TRY IT. Restating the data exactly is the whole task.

SUPPLIED ENTRIES.
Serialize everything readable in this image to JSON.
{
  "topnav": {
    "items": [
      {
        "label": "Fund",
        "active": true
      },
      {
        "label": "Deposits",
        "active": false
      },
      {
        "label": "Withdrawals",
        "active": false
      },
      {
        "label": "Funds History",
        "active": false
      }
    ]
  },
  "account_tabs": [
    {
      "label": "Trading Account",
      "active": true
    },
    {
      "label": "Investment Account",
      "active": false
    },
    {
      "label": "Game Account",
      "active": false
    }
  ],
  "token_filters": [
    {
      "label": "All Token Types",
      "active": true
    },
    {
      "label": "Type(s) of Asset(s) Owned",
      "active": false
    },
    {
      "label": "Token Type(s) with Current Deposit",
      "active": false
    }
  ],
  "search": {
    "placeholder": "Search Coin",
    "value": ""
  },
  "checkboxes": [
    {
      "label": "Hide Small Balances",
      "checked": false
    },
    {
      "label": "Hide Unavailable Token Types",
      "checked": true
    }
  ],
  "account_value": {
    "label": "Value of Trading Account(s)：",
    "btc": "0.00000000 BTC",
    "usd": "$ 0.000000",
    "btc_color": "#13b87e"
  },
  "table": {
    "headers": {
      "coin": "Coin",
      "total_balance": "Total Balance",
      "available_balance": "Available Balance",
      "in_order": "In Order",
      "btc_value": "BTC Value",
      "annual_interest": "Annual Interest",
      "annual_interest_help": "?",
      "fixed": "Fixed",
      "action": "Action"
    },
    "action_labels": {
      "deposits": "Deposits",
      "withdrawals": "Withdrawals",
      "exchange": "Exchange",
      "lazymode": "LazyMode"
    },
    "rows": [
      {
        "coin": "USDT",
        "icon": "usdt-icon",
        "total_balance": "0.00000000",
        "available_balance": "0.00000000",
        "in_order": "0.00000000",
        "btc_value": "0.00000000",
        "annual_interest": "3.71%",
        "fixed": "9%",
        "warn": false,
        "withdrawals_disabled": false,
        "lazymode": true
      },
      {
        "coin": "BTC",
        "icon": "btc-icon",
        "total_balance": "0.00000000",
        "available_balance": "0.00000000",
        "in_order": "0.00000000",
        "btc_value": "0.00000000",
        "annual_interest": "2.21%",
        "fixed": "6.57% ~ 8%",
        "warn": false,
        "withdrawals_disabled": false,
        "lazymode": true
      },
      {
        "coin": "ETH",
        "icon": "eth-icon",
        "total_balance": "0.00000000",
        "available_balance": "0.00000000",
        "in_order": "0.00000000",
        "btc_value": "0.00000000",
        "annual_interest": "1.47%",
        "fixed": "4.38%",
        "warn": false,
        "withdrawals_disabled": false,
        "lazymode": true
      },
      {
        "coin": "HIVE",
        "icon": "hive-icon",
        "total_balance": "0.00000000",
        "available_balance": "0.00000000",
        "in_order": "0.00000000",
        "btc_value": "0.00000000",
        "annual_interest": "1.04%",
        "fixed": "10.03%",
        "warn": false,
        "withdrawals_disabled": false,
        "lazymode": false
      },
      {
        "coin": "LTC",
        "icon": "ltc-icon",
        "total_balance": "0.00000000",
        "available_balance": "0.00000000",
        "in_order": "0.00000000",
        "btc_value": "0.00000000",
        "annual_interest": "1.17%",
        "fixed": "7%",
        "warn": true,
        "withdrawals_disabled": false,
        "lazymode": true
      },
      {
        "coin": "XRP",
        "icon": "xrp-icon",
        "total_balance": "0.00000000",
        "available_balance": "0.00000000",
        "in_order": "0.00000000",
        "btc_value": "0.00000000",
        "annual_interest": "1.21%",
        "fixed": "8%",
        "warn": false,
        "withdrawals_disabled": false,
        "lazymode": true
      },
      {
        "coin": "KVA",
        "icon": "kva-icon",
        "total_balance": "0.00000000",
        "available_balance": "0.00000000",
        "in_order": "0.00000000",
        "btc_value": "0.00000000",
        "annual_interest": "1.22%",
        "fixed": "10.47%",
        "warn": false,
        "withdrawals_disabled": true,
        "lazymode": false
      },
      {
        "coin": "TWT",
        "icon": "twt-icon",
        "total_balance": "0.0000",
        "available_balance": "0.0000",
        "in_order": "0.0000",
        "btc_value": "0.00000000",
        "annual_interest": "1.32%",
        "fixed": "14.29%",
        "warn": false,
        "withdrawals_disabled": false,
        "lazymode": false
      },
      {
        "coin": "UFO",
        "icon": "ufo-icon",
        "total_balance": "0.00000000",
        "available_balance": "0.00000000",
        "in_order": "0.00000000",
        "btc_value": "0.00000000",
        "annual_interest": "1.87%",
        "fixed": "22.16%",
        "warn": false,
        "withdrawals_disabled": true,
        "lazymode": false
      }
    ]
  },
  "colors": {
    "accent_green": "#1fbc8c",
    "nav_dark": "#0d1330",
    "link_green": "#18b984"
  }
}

WRITTEN SOLUTION.
Serialize everything readable in this image to JSON.
{
  "topnav": {
    "items": [
      {
        "label": "Fund",
        "active": true
      },
      {
        "label": "Deposits",
        "active": false
      },
      {
        "label": "Withdrawals",
        "active": false
      },
      {
        "label": "Funds History",
        "active": false
      }
    ]
  },
  "account_tabs": [
    {
      "label": "Trading Account",
      "active": true
    },
    {
      "label": "Investment Account",
      "active": false
    },
    {
      "label": "Game Account",
      "active": false
    }
  ],
  "token_filters": [
    {
      "label": "All Token Types",
      "active": true
    },
    {
      "label": "Type(s) of Asset(s) Owned",
      "active": false
    },
    {
      "label": "Token Type(s) with Current Deposit",
      "active": false
    }
  ],
  "search": {
    "placeholder": "Search Coin",
    "value": ""
  },
  "checkboxes": [
    {
      "label": "Hide Small Balances",
      "checked": false
    },
    {
      "label": "Hide Unavailable Token Types",
      "checked": true
    }
  ],
  "account_value": {
    "label": "Value of Trading Account(s)：",
    "btc": "0.00000000 BTC",
    "usd": "$ 0.000000",
    "btc_color": "#13b87e"
  },
  "table": {
    "headers": {
      "coin": "Coin",
      "total_balance": "Total Balance",
      "available_balance": "Available Balance",
      "in_order": "In Order",
      "btc_value": "BTC Value",
      "annual_interest": "Annual Interest",
      "annual_interest_help": "?",
      "fixed": "Fixed",
      "action": "Action"
    },
    "action_labels": {
      "deposits": "Deposits",
      "withdrawals": "Withdrawals",
      "exchange": "Exchange",
      "lazymode": "LazyMode"
    },
    "rows": [
      {
        "coin": "USDT",
        "icon": "usdt-icon",
        "total_balance": "0.00000000",
        "available_balance": "0.00000000",
        "in_order": "0.00000000",
        "btc_value": "0.00000000",
        "annual_interest": "3.71%",
        "fixed": "9%",
        "warn": false,
        "withdrawals_disabled": false,
        "lazymode": true
      },
      {
        "coin": "BTC",
        "icon": "btc-icon",
        "total_balance": "0.00000000",
        "available_balance": "0.00000000",
        "in_order": "0.00000000",
        "btc_value": "0.00000000",
        "annual_interest": "2.21%",
        "fixed": "6.57% ~ 8%",
        "warn": false,
        "withdrawals_disabled": false,
        "lazymode": true
      },
      {
        "coin": "ETH",
        "icon": "eth-icon",
        "total_balance": "0.00000000",
        "available_balance": "0.00000000",
        "in_order": "0.00000000",
        "btc_value": "0.00000000",
        "annual_interest": "1.47%",
        "fixed": "4.38%",
        "warn": false,
        "withdrawals_disabled": false,
        "lazymode": true
      },
      {
        "coin": "HIVE",
        "icon": "hive-icon",
        "total_balance": "0.00000000",
        "available_balance": "0.00000000",
        "in_order": "0.00000000",
        "btc_value": "0.00000000",
        "annual_interest": "1.04%",
        "fixed": "10.03%",
        "warn": false,
        "withdrawals_disabled": false,
        "lazymode": false
      },
      {
        "coin": "LTC",
        "icon": "ltc-icon",
        "total_balance": "0.00000000",
        "available_balance": "0.00000000",
        "in_order": "0.00000000",
        "btc_value": "0.00000000",
        "annual_interest": "1.17%",
        "fixed": "7%",
        "warn": true,
        "withdrawals_disabled": false,
        "lazymode": true
      },
      {
        "coin": "XRP",
        "icon": "xrp-icon",
        "total_balance": "0.00000000",
        "available_balance": "0.00000000",
        "in_order": "0.00000000",
        "btc_value": "0.00000000",
        "annual_interest": "1.21%",
        "fixed": "8%",
        "warn": false,
        "withdrawals_disabled": false,
        "lazymode": true
      },
      {
        "coin": "KVA",
        "icon": "kva-icon",
        "total_balance": "0.00000000",
        "available_balance": "0.00000000",
        "in_order": "0.00000000",
        "btc_value": "0.00000000",
        "annual_interest": "1.22%",
        "fixed": "10.47%",
        "warn": false,
        "withdrawals_disabled": true,
        "lazymode": false
      },
      {
        "coin": "TWT",
        "icon": "twt-icon",
        "total_balance": "0.0000",
        "available_balance": "0.0000",
        "in_order": "0.0000",
        "btc_value": "0.00000000",
        "annual_interest": "1.32%",
        "fixed": "14.29%",
        "warn": false,
        "withdrawals_disabled": false,
        "lazymode": false
      },
      {
        "coin": "UFO",
        "icon": "ufo-icon",
        "total_balance": "0.00000000",
        "available_balance": "0.00000000",
        "in_order": "0.00000000",
        "btc_value": "0.00000000",
        "annual_interest": "1.87%",
        "fixed": "22.16%",
        "warn": false,
        "withdrawals_disabled": true,
        "lazymode": false
      }
    ]
  },
  "colors": {
    "accent_green": "#1fbc8c",
    "nav_dark": "#0d1330",
    "link_green": "#18b984"
  }
}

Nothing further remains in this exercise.